    U.S. President Barack Obama's visit to Vietnam later this month comes at a time when Vietnam is seeking stronger ties with the United States. Many Vietnamese Americans, especially the younger generation, are optimistic Obama’s trip will help further reconciliation between the two former foes. Elizabeth Lee has more from the community called "Little Saigon" located south of Los Angeles.
    Video

    Video First-generation, Afghan-American Student Sets Sights on Basketball Glory
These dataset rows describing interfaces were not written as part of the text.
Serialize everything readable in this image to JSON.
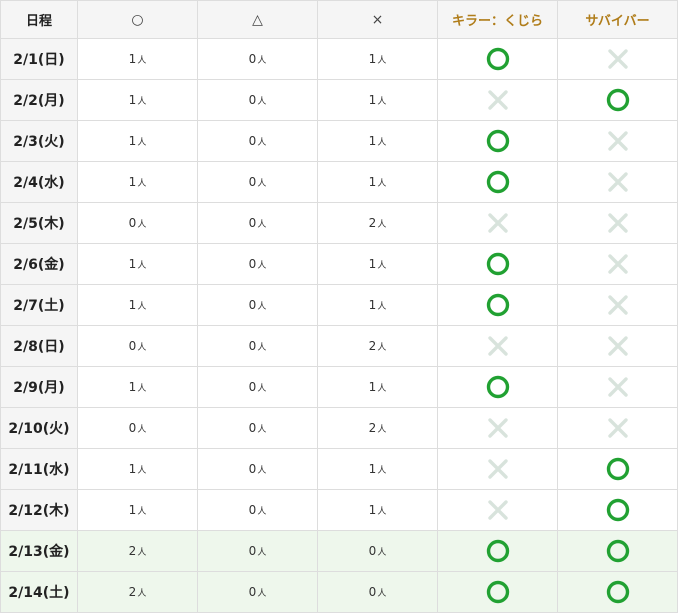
{
  "header": {
    "date_col": "日程",
    "symbols": [
      "○",
      "△",
      "×"
    ],
    "killer": "キラー：くじら",
    "survivor": "サバイバー"
  },
  "unit": "人",
  "colors": {
    "ok": "#21a132",
    "ng": "#d8e3dc",
    "role_header": "#b07d1a",
    "highlight_row": "#eef7ec"
  },
  "rows": [
    {
      "date": "2/1(日)",
      "ok": "1",
      "maybe": "0",
      "ng": "1",
      "killer": "ok",
      "survivor": "ng",
      "highlight": false
    },
    {
      "date": "2/2(月)",
      "ok": "1",
      "maybe": "0",
      "ng": "1",
      "killer": "ng",
      "survivor": "ok",
      "highlight": false
    },
    {
      "date": "2/3(火)",
      "ok": "1",
      "maybe": "0",
      "ng": "1",
      "killer": "ok",
      "survivor": "ng",
      "highlight": false
    },
    {
      "date": "2/4(水)",
      "ok": "1",
      "maybe": "0",
      "ng": "1",
      "killer": "ok",
      "survivor": "ng",
      "highlight": false
    },
    {
      "date": "2/5(木)",
      "ok": "0",
      "maybe": "0",
      "ng": "2",
      "killer": "ng",
      "survivor": "ng",
      "highlight": false
    },
    {
      "date": "2/6(金)",
      "ok": "1",
      "maybe": "0",
      "ng": "1",
      "killer": "ok",
      "survivor": "ng",
      "highlight": false
    },
    {
      "date": "2/7(土)",
      "ok": "1",
      "maybe": "0",
      "ng": "1",
      "killer": "ok",
      "survivor": "ng",
      "highlight": false
    },
    {
      "date": "2/8(日)",
      "ok": "0",
      "maybe": "0",
      "ng": "2",
      "killer": "ng",
      "survivor": "ng",
      "highlight": false
    },
    {
      "date": "2/9(月)",
      "ok": "1",
      "maybe": "0",
      "ng": "1",
      "killer": "ok",
      "survivor": "ng",
      "highlight": false
    },
    {
      "date": "2/10(火)",
      "ok": "0",
      "maybe": "0",
      "ng": "2",
      "killer": "ng",
      "survivor": "ng",
      "highlight": false
    },
    {
      "date": "2/11(水)",
      "ok": "1",
      "maybe": "0",
      "ng": "1",
      "killer": "ng",
      "survivor": "ok",
      "highlight": false
    },
    {
      "date": "2/12(木)",
      "ok": "1",
      "maybe": "0",
      "ng": "1",
      "killer": "ng",
      "survivor": "ok",
      "highlight": false
    },
    {
      "date": "2/13(金)",
      "ok": "2",
      "maybe": "0",
      "ng": "0",
      "killer": "ok",
      "survivor": "ok",
      "highlight": true
    },
    {
      "date": "2/14(土)",
      "ok": "2",
      "maybe": "0",
      "ng": "0",
      "killer": "ok",
      "survivor": "ok",
      "highlight": true
    }
  ]
}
    Their parents are immigrants to the United States. They are kids who live between two worlds -- their parents' homeland and the U.S. For many of them, they feel most "American" at school. It can be tricky balancing both worlds. In this report, produced by Beth Mendelson, Arash Arabasadi tells us about one Afghan-American student who seems to be coping -- one shot at a time.
    Video
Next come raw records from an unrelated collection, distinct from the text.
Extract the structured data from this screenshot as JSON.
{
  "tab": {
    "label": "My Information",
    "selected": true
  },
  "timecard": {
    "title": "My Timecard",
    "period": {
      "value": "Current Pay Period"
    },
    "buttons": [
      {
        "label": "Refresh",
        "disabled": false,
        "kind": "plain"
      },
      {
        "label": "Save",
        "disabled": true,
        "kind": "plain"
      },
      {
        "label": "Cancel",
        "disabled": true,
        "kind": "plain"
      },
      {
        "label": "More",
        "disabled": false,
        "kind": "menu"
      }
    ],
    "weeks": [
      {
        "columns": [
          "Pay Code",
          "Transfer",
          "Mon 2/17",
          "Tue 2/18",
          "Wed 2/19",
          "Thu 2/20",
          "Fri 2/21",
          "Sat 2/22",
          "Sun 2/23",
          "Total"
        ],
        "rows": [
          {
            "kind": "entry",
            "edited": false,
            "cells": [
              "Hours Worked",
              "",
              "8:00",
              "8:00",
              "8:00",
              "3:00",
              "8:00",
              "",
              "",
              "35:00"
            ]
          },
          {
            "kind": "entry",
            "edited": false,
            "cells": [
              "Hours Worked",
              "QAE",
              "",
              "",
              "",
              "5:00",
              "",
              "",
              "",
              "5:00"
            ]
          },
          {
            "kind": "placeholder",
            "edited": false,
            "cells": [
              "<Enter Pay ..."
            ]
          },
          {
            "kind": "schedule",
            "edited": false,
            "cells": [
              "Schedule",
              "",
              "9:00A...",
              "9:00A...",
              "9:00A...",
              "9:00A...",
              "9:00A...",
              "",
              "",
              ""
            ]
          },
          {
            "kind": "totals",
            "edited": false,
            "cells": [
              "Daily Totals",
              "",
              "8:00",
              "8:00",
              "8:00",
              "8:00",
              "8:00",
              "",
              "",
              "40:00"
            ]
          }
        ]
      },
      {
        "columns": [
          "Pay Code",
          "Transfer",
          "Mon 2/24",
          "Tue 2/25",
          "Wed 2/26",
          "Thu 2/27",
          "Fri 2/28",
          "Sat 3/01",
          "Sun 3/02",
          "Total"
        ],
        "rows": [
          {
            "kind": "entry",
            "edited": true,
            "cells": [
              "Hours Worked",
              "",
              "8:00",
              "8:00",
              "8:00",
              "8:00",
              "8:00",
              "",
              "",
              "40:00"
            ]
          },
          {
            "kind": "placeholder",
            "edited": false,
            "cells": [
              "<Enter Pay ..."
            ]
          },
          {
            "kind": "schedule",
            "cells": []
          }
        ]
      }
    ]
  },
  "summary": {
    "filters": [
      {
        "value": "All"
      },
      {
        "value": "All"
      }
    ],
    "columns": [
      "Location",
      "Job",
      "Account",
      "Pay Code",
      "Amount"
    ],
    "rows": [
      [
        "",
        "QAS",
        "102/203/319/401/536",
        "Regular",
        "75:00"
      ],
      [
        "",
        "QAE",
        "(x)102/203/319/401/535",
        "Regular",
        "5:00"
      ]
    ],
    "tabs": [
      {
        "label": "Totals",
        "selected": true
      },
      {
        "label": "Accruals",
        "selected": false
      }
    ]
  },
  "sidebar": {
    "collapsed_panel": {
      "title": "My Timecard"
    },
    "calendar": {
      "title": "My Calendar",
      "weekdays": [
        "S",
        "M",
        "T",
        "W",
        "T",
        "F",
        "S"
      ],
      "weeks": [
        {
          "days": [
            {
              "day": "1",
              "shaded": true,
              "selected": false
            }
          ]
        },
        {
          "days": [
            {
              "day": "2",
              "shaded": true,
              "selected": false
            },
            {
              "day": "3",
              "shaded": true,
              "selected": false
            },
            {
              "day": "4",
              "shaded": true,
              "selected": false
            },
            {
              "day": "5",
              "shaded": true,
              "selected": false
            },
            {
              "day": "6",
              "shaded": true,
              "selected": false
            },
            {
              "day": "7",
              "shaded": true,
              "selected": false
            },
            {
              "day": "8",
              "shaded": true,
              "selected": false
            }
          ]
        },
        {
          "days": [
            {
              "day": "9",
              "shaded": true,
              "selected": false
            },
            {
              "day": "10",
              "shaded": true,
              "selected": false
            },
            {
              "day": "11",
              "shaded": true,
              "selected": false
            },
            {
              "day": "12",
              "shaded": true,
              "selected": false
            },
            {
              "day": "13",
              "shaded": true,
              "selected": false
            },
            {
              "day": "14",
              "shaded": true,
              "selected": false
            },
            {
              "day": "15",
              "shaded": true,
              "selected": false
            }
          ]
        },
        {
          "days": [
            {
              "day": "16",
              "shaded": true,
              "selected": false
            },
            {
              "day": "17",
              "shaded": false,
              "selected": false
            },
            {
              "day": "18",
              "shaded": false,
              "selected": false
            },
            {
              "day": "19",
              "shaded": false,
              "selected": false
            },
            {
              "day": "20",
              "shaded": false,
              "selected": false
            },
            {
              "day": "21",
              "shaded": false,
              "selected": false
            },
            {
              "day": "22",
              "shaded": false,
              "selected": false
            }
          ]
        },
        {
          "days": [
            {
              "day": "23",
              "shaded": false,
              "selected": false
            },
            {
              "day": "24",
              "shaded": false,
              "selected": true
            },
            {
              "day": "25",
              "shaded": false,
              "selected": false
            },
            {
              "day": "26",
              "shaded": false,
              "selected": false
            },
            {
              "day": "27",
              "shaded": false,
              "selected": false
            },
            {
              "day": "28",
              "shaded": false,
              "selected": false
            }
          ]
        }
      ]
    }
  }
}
    Video Newest US Citizens, Writing the Next Great Chapter

    While universities across the United States honor their newest graduates this Friday, many immigrants in downtown Manhattan are celebrating, too. One hundred of them, representing 31 countries across four continents, graduated as U.S. citizens, joining the ranks of 680,000 others every year in New York and cities around the country.
    Video

    Video Vietnam Sees Strong Economic Growth Despite Incomplete Reforms

    Vietnam has transformed its communist economy to become one of the world's fastest-growing nations. While the reforms are incomplete, multinational corporations see a profitable future in Vietnam and have made major investments -- as VOA's Jim Randle reports.
    Video

    Video Qatar Denies World Cup Corruption

    The head of Qatar’s organizing committee for the 2022 World Cup insists his country's bid to host the soccer tournament was completely clean, despite the corruption scandals that have rocked the sport’s governing body, FIFA. Hassan Al-Thawadi also said new laws would offer protection to migrants working on World Cup construction projects. VOA's Henry Ridgwell reports.
    Video

    Video Infrastructure Funding Puts Cambodia on Front Line of International Politics

    When leaders of the world’s seven most developed economies meet in Japan next week, demands for infrastructure investment world wide will be high on the agenda. Japanese Prime Minister Shinzo Abe’s push for “quality infrastructure investment” throughout Asia has been widely viewed as a counter to the rise of Chinese investment flooding into region.
    Video

    Video Democrats Fear Party Unity a Casualty in Clinton-Sanders Battle

    Democratic presidential front-runner Hillary Clinton claimed a narrow victory in Tuesday's Kentucky primary even as rival Bernie Sanders won in Oregon. Tensions between the two campaigns are rising, prompting fears that the party will have a difficult time unifying to face the presumptive Republican nominee, Donald Trump. VOA national correspondent Jim Malone has more from Washington.
    Video

    Video Portrait of a Transgender Marriage: Husband and Wife Navigate New Roles

    As controversy continues in North Carolina over the use of public bathrooms by transgender individuals, personal struggles with gender identity that were once secret are now coming to light. VOA’s Tina Trinh explored the ramifications for one couple as part of trans.formation, a series of stories on transgender issues.
    Video

    Video Amerikan Hero Flips Stereotype of Middle Eastern Character

    An Iranian American comedian is hoping to connect with American audiences through a film that inverts some of Hollywood's stereotypes about Middle Eastern characters. Sama Dizayee reports.
    Video

    Video Budding Young Inventors Tackle City's Problems with 3-D Printing

    Every city has problems, and local officials and politicians are often frustrated by their inability to solve them. But surprising solutions can come from unexpected places. Students in Baltimore. Maryland, took up the challenge to solve problems they identified in their city, and came up with projects and products to make a difference. VOA's June Soh has more on a digital fabrication competition primarily focused on 3-D design and printing. Carol Pearson narrates.

    Special Report

    Adrift The Invisible African Diaspora